What you are asked to do
Go through the listing below and repeat it exactly, dropping the pictures.

---------- Records to use ----------

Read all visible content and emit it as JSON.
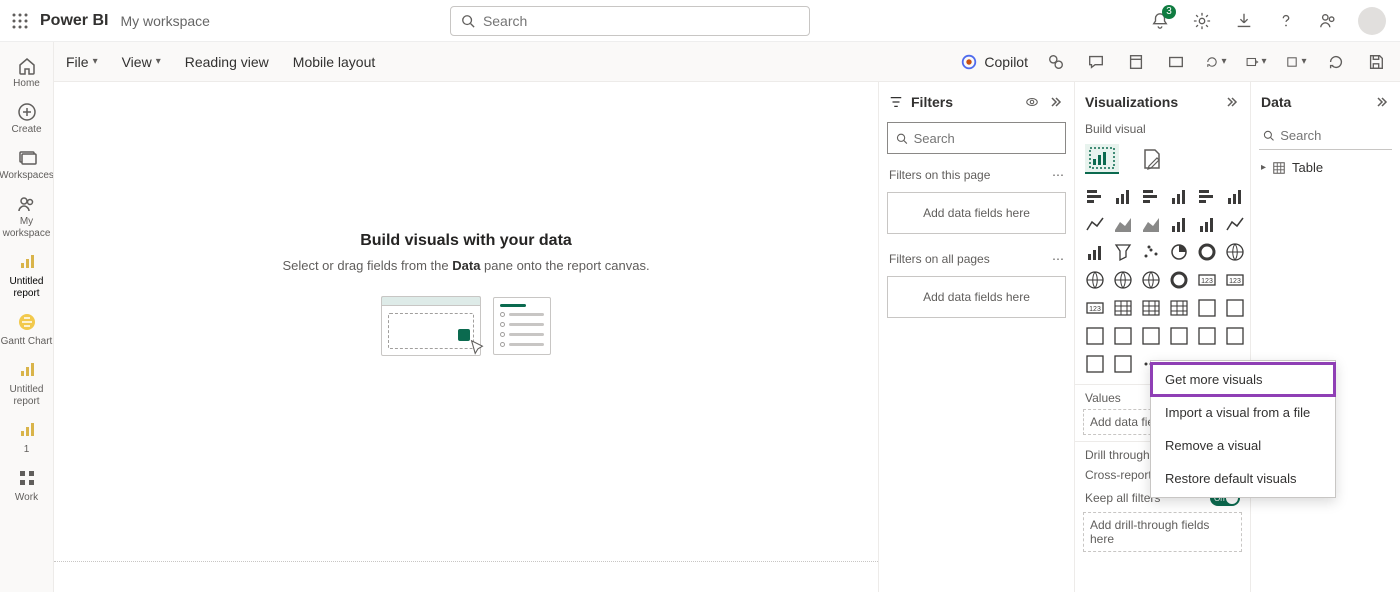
{
  "header": {
    "brand": "Power BI",
    "workspace": "My workspace",
    "search_placeholder": "Search",
    "notifications_count": "3"
  },
  "leftrail": {
    "home": "Home",
    "create": "Create",
    "workspaces": "Workspaces",
    "my_workspace": "My workspace",
    "untitled_report": "Untitled report",
    "gantt_chart": "Gantt Chart",
    "untitled_report_2": "Untitled report",
    "one": "1",
    "work": "Work"
  },
  "ribbon": {
    "file": "File",
    "view": "View",
    "reading_view": "Reading view",
    "mobile_layout": "Mobile layout",
    "copilot": "Copilot"
  },
  "canvas": {
    "title": "Build visuals with your data",
    "subtitle_pre": "Select or drag fields from the ",
    "subtitle_bold": "Data",
    "subtitle_post": " pane onto the report canvas."
  },
  "filters": {
    "title": "Filters",
    "search_placeholder": "Search",
    "on_this_page": "Filters on this page",
    "on_all_pages": "Filters on all pages",
    "add_fields": "Add data fields here"
  },
  "viz": {
    "title": "Visualizations",
    "build_visual": "Build visual",
    "values": "Values",
    "add_fields": "Add data fields here",
    "drill_through": "Drill through",
    "cross_report": "Cross-report",
    "keep_all_filters": "Keep all filters",
    "toggle_on": "On",
    "add_drill_fields": "Add drill-through fields here"
  },
  "data": {
    "title": "Data",
    "search_placeholder": "Search",
    "table": "Table"
  },
  "context_menu": {
    "get_more": "Get more visuals",
    "import_file": "Import a visual from a file",
    "remove": "Remove a visual",
    "restore": "Restore default visuals"
  },
  "viz_types": [
    "stacked-bar",
    "stacked-column",
    "clustered-bar",
    "clustered-column",
    "hundred-bar",
    "hundred-column",
    "line",
    "area",
    "stacked-area",
    "line-stacked-column",
    "line-clustered-column",
    "ribbon",
    "waterfall",
    "funnel",
    "scatter",
    "pie",
    "donut",
    "treemap",
    "map",
    "filled-map",
    "azure-map",
    "gauge",
    "card",
    "multi-row-card",
    "kpi",
    "slicer",
    "table",
    "matrix",
    "r-visual",
    "py-visual",
    "key-influencers",
    "decomposition-tree",
    "qna",
    "smart-narrative",
    "paginated",
    "power-apps",
    "power-automate",
    "arc-gis",
    "more-visuals"
  ]
}
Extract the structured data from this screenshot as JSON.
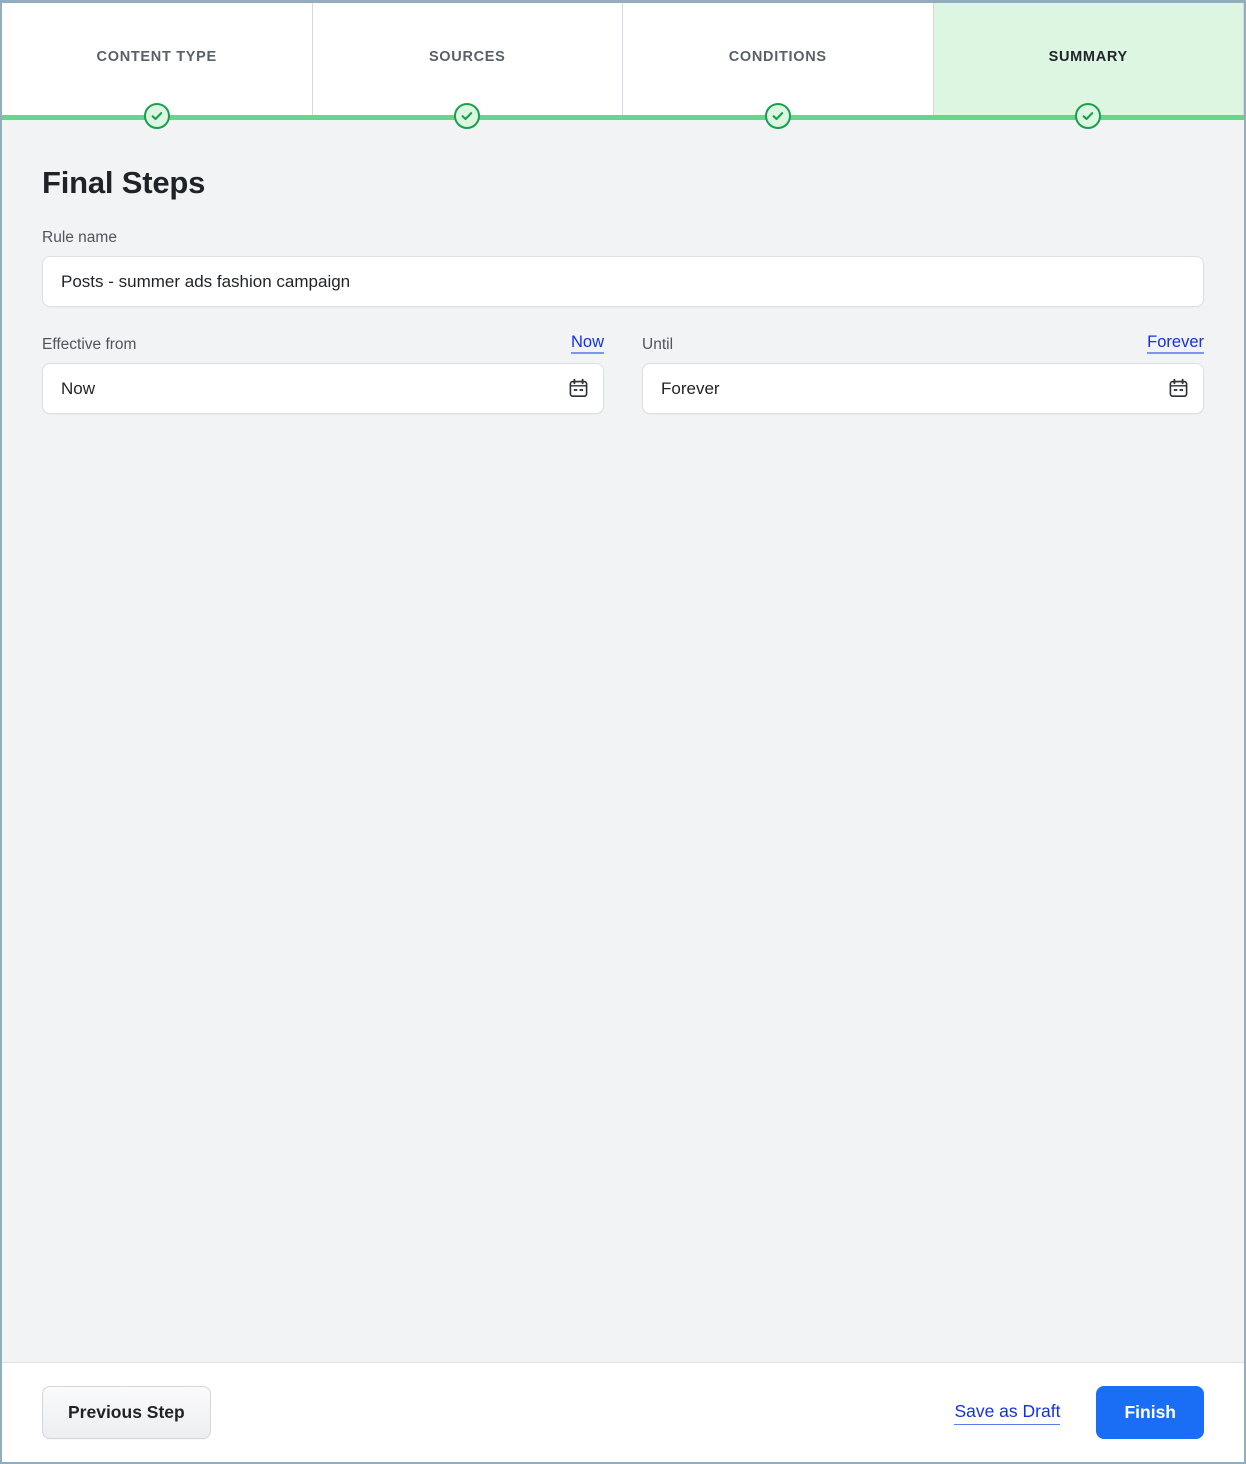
{
  "colors": {
    "accent_green": "#66d68a",
    "step_active_bg": "#ddf6e2",
    "check_ring": "#17a04b",
    "link_blue": "#1430e0",
    "primary_blue": "#1a6ef5",
    "frame_border": "#92aebd",
    "body_bg": "#f1f3f4"
  },
  "stepper": {
    "steps": [
      {
        "label": "CONTENT TYPE",
        "state": "complete",
        "active": false
      },
      {
        "label": "SOURCES",
        "state": "complete",
        "active": false
      },
      {
        "label": "CONDITIONS",
        "state": "complete",
        "active": false
      },
      {
        "label": "SUMMARY",
        "state": "complete",
        "active": true
      }
    ]
  },
  "main": {
    "title": "Final Steps",
    "rule_name": {
      "label": "Rule name",
      "value": "Posts - summer ads fashion campaign",
      "placeholder": "Rule name"
    },
    "effective_from": {
      "label": "Effective from",
      "quick_link": "Now",
      "value": "Now",
      "placeholder": "Now",
      "icon": "calendar-icon"
    },
    "until": {
      "label": "Until",
      "quick_link": "Forever",
      "value": "Forever",
      "placeholder": "Forever",
      "icon": "calendar-icon"
    }
  },
  "footer": {
    "previous_label": "Previous Step",
    "save_draft_label": "Save as Draft",
    "finish_label": "Finish"
  }
}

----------

Answer section
Read all visible content and emit it as JSON.
{
  "header": {
    "brand": "Power BI",
    "workspace": "My workspace",
    "search_placeholder": "Search",
    "notifications_count": "3"
  },
  "leftrail": {
    "home": "Home",
    "create": "Create",
    "workspaces": "Workspaces",
    "my_workspace": "My workspace",
    "untitled_report": "Untitled report",
    "gantt_chart": "Gantt Chart",
    "untitled_report_2": "Untitled report",
    "one": "1",
    "work": "Work"
  },
  "ribbon": {
    "file": "File",
    "view": "View",
    "reading_view": "Reading view",
    "mobile_layout": "Mobile layout",
    "copilot": "Copilot"
  },
  "canvas": {
    "title": "Build visuals with your data",
    "subtitle_pre": "Select or drag fields from the ",
    "subtitle_bold": "Data",
    "subtitle_post": " pane onto the report canvas."
  },
  "filters": {
    "title": "Filters",
    "search_placeholder": "Search",
    "on_this_page": "Filters on this page",
    "on_all_pages": "Filters on all pages",
    "add_fields": "Add data fields here"
  },
  "viz": {
    "title": "Visualizations",
    "build_visual": "Build visual",
    "values": "Values",
    "add_fields": "Add data fields here",
    "drill_through": "Drill through",
    "cross_report": "Cross-report",
    "keep_all_filters": "Keep all filters",
    "toggle_on": "On",
    "add_drill_fields": "Add drill-through fields here"
  },
  "data": {
    "title": "Data",
    "search_placeholder": "Search",
    "table": "Table"
  },
  "context_menu": {
    "get_more": "Get more visuals",
    "import_file": "Import a visual from a file",
    "remove": "Remove a visual",
    "restore": "Restore default visuals"
  },
  "viz_types": [
    "stacked-bar",
    "stacked-column",
    "clustered-bar",
    "clustered-column",
    "hundred-bar",
    "hundred-column",
    "line",
    "area",
    "stacked-area",
    "line-stacked-column",
    "line-clustered-column",
    "ribbon",
    "waterfall",
    "funnel",
    "scatter",
    "pie",
    "donut",
    "treemap",
    "map",
    "filled-map",
    "azure-map",
    "gauge",
    "card",
    "multi-row-card",
    "kpi",
    "slicer",
    "table",
    "matrix",
    "r-visual",
    "py-visual",
    "key-influencers",
    "decomposition-tree",
    "qna",
    "smart-narrative",
    "paginated",
    "power-apps",
    "power-automate",
    "arc-gis",
    "more-visuals"
  ]
}
Extract the structured data from this screenshot as JSON.
{
  "colors": {
    "accent_green": "#66d68a",
    "step_active_bg": "#ddf6e2",
    "check_ring": "#17a04b",
    "link_blue": "#1430e0",
    "primary_blue": "#1a6ef5",
    "frame_border": "#92aebd",
    "body_bg": "#f1f3f4"
  },
  "stepper": {
    "steps": [
      {
        "label": "CONTENT TYPE",
        "state": "complete",
        "active": false
      },
      {
        "label": "SOURCES",
        "state": "complete",
        "active": false
      },
      {
        "label": "CONDITIONS",
        "state": "complete",
        "active": false
      },
      {
        "label": "SUMMARY",
        "state": "complete",
        "active": true
      }
    ]
  },
  "main": {
    "title": "Final Steps",
    "rule_name": {
      "label": "Rule name",
      "value": "Posts - summer ads fashion campaign",
      "placeholder": "Rule name"
    },
    "effective_from": {
      "label": "Effective from",
      "quick_link": "Now",
      "value": "Now",
      "placeholder": "Now",
      "icon": "calendar-icon"
    },
    "until": {
      "label": "Until",
      "quick_link": "Forever",
      "value": "Forever",
      "placeholder": "Forever",
      "icon": "calendar-icon"
    }
  },
  "footer": {
    "previous_label": "Previous Step",
    "save_draft_label": "Save as Draft",
    "finish_label": "Finish"
  }
}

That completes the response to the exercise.